We've been exposed to so much propaganda that we instinctively know what is "worse", and who is "allowed" to kill without due process.
If there is really authentic popular participation in the decision-making and the free association of communities, yeah, that could be tremendously important. In fact that's essentially the traditional anarchist ideal. That's what was realized the only time for about a year in Spain in 1936 before it was crushed by outside forces, in fact all outside forces, Stalinist Russia, Hitler in Germany, Mussolini's fascism and the Western democracies cooperated in crushing it. They were all afraid of it.
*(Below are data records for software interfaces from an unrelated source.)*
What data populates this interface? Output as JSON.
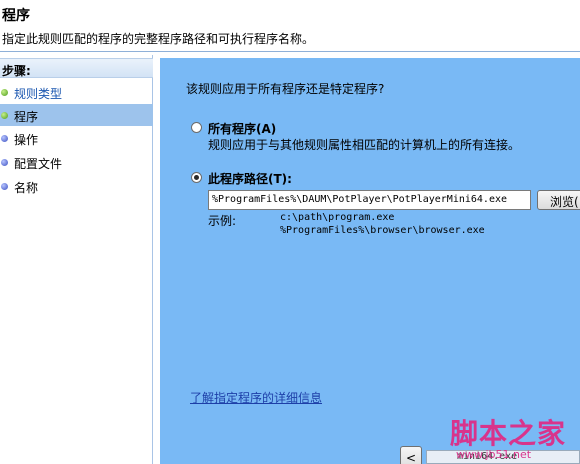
{
  "header": {
    "title": "程序",
    "description": "指定此规则匹配的程序的完整程序路径和可执行程序名称。"
  },
  "sidebar": {
    "heading": "步骤:",
    "steps": [
      {
        "label": "规则类型",
        "state": "done"
      },
      {
        "label": "程序",
        "state": "current"
      },
      {
        "label": "操作",
        "state": "pending"
      },
      {
        "label": "配置文件",
        "state": "pending"
      },
      {
        "label": "名称",
        "state": "pending"
      }
    ]
  },
  "main": {
    "question": "该规则应用于所有程序还是特定程序?",
    "all_programs": {
      "label": "所有程序(A)",
      "description": "规则应用于与其他规则属性相匹配的计算机上的所有连接。",
      "selected": false
    },
    "this_program": {
      "label": "此程序路径(T):",
      "selected": true
    },
    "path_value": "%ProgramFiles%\\DAUM\\PotPlayer\\PotPlayerMini64.exe",
    "browse_label": "浏览(",
    "example_label": "示例:",
    "examples": [
      "c:\\path\\program.exe",
      "%ProgramFiles%\\browser\\browser.exe"
    ],
    "learn_more_link": "了解指定程序的详细信息",
    "back_label": "<",
    "partial_text": "mini64.exe"
  },
  "watermark": {
    "logo": "脚本之家",
    "url": "www.jb51.net"
  },
  "colors": {
    "main_bg": "#79b9f5",
    "active_step_bg": "#9dc3ec",
    "link": "#1d3fa8",
    "watermark": "#d8348c"
  }
}
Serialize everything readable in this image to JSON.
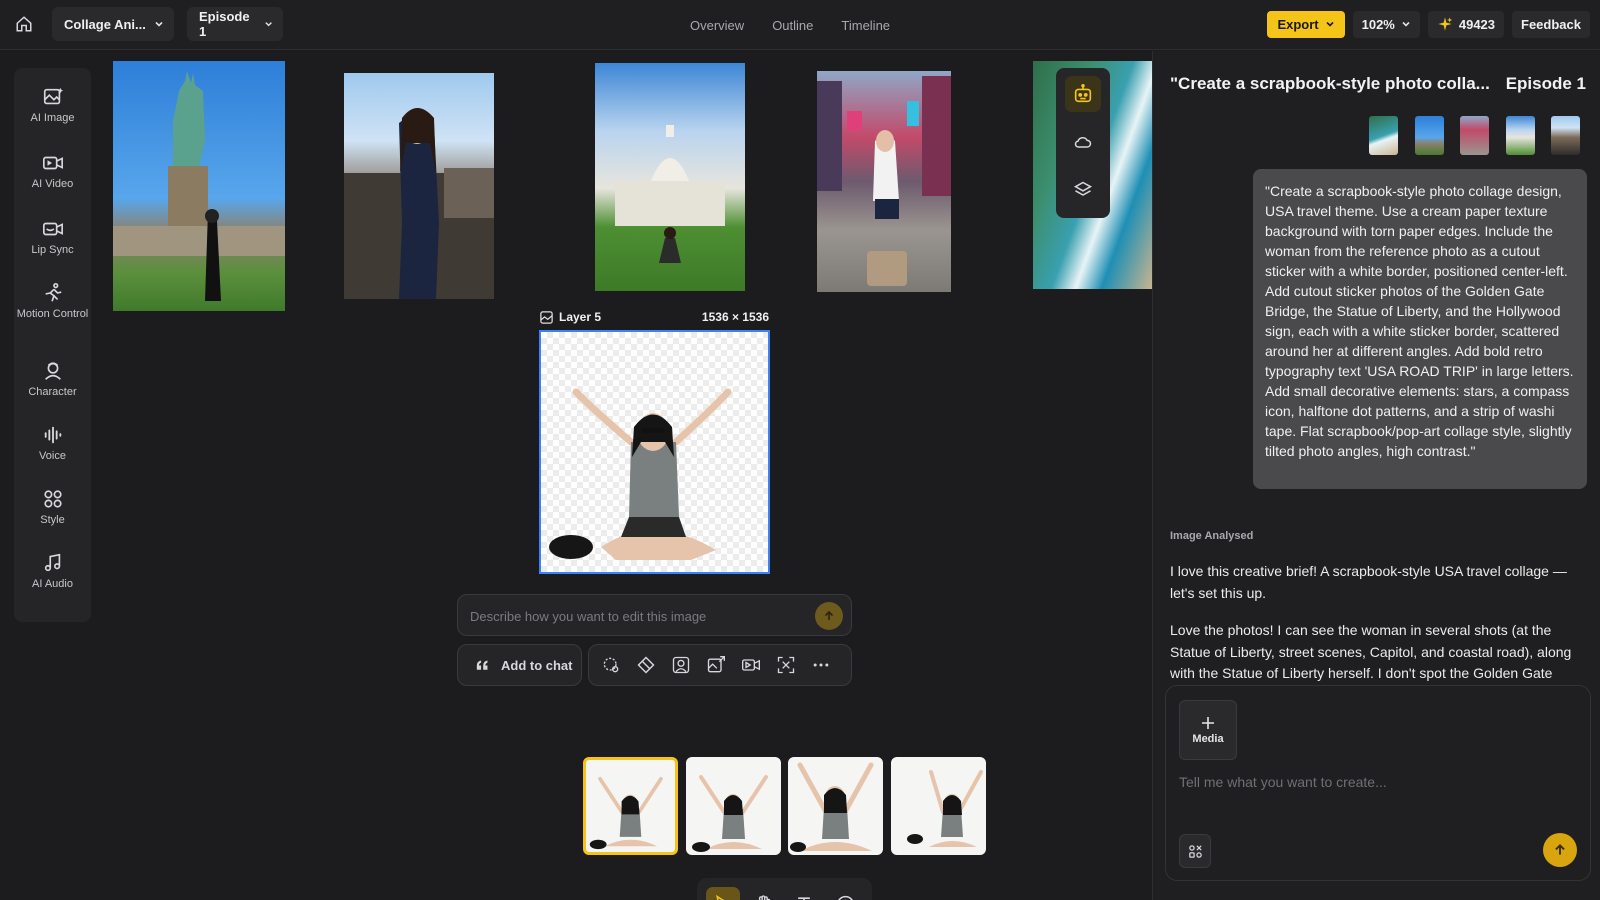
{
  "header": {
    "project_name": "Collage Ani...",
    "episode_label": "Episode 1",
    "tabs": [
      "Overview",
      "Outline",
      "Timeline"
    ],
    "export_label": "Export",
    "zoom": "102%",
    "credits": "49423",
    "feedback_label": "Feedback"
  },
  "left_rail": {
    "items": [
      {
        "label": "AI Image",
        "icon": "ai-image-icon"
      },
      {
        "label": "AI Video",
        "icon": "ai-video-icon"
      },
      {
        "label": "Lip Sync",
        "icon": "lip-sync-icon"
      },
      {
        "label": "Motion Control",
        "icon": "motion-control-icon"
      },
      {
        "label": "Character",
        "icon": "character-icon"
      },
      {
        "label": "Voice",
        "icon": "voice-icon"
      },
      {
        "label": "Style",
        "icon": "style-icon"
      },
      {
        "label": "AI Audio",
        "icon": "ai-audio-icon"
      }
    ]
  },
  "canvas": {
    "layer_name": "Layer 5",
    "layer_size": "1536 × 1536",
    "edit_placeholder": "Describe how you want to edit this image",
    "add_to_chat_label": "Add to chat",
    "accent_color": "#f5c419",
    "selection_color": "#3b82f6"
  },
  "chat": {
    "title": "\"Create a scrapbook-style photo colla...",
    "episode": "Episode 1",
    "user_prompt": "\"Create a scrapbook-style photo collage design, USA travel theme. Use a cream paper texture background with torn paper edges. Include the woman from the reference photo as a cutout sticker with a white border, positioned center-left. Add cutout sticker photos of the Golden Gate Bridge, the Statue of Liberty, and the Hollywood sign, each with a white sticker border, scattered around her at different angles. Add bold retro typography text 'USA ROAD TRIP' in large letters. Add small decorative elements: stars, a compass icon, halftone dot patterns, and a strip of washi tape. Flat scrapbook/pop-art collage style, slightly tilted photo angles, high contrast.\"",
    "status_label": "Image Analysed",
    "assistant_paragraphs": [
      "I love this creative brief! A scrapbook-style USA travel collage — let's set this up.",
      "Love the photos! I can see the woman in several shots (at the Statue of Liberty, street scenes, Capitol, and coastal road), along with the Statue of Liberty herself. I don't spot the Golden Gate"
    ],
    "media_label": "Media",
    "composer_placeholder": "Tell me what you want to create..."
  }
}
None of us can save himself; we are the instruments of one another’s salvation, and the only by the hope that we give to others do we lift ourselves out of the darkness into light.
[Computers] are useless. They only give us answers.
In his stunning 2010 book, “The Death of the Liberal Class”, the seminary-trained journalist, Chris Hedges observes that for the most part, the institutions which have been pillars of liberalism, including the media, the university, the arts, the unions, the Democratic party, and the mainline churches have bought into the neoliberal ideology of corporate-capitalism, which revolves around the mythology of growth at the expense of human and nonhuman wellbeing, thriving, and increasingly, life itself.
In a word, political liberals talk a good talk but (just like political conservatives) have sold out people at the bottom and the planet. A splintering of “causes” and the reduction of politics to “issues” has left the liberal class “obsolete” and clinging “to its positions of privilege within liberal institutions.” And “[l]iberal religious institutions,” writes Hedges, “which should concern themselves with justice, embrace a cloying personal piety… and small, self-righteous acts of publicly conspicuous charity.”
If Hedges is correct, then Douthat is also correct about one thing: the Church should split from the secular liberal class. We should split from those who talk a good game but make peace with all manner of corporations whose time has frankly come.
We might start by challenging the power of coal, oil, and gas industries and the big banks that fund them, as has been prophetically suggested by Bill McKibben, a lay-Methodist, in this disturbing new piece in Rolling Stone. Thankfully, resistance of this sort is now official church policy since Resolution B023 on climate justice was adopted by this year’s General Convention.
In theological terms, we are tasked with affirming life in this moment of planetary exhaustion and pervasive social death. Ours are the works of resistance and restoration, of resurrection and reconciliation. Such works require us, always, to undertake some risk.
Give them a chance. Give them money. Don't dole them out poetry-books and railway-tickets like babies. Give them the wherewithal to buy these things. When your Socialism comes it may be different, and we may think in terms of commodities instead of cash. Till it comes give people cash, for it is the warp of civilisation, whatever the woof may be. The imagination ought to play upon money and realise it vividly, for it's the - the second most important thing in the world. It is so slurred over and hushed up, there is so little clear thinking - oh, political economy, of course, but so few of us think clearly about our own private incomes, and admit that independent thoughts are in nine cases out of ten the result of independent means. Money: give Mr. Bast money, and don't bother about his ideals. He'll pick up those for himself.
We will never have a perfect world, but it's not romantic or naïve to work toward a better one.
They who have put out the people's eyes reproach them of their blindness.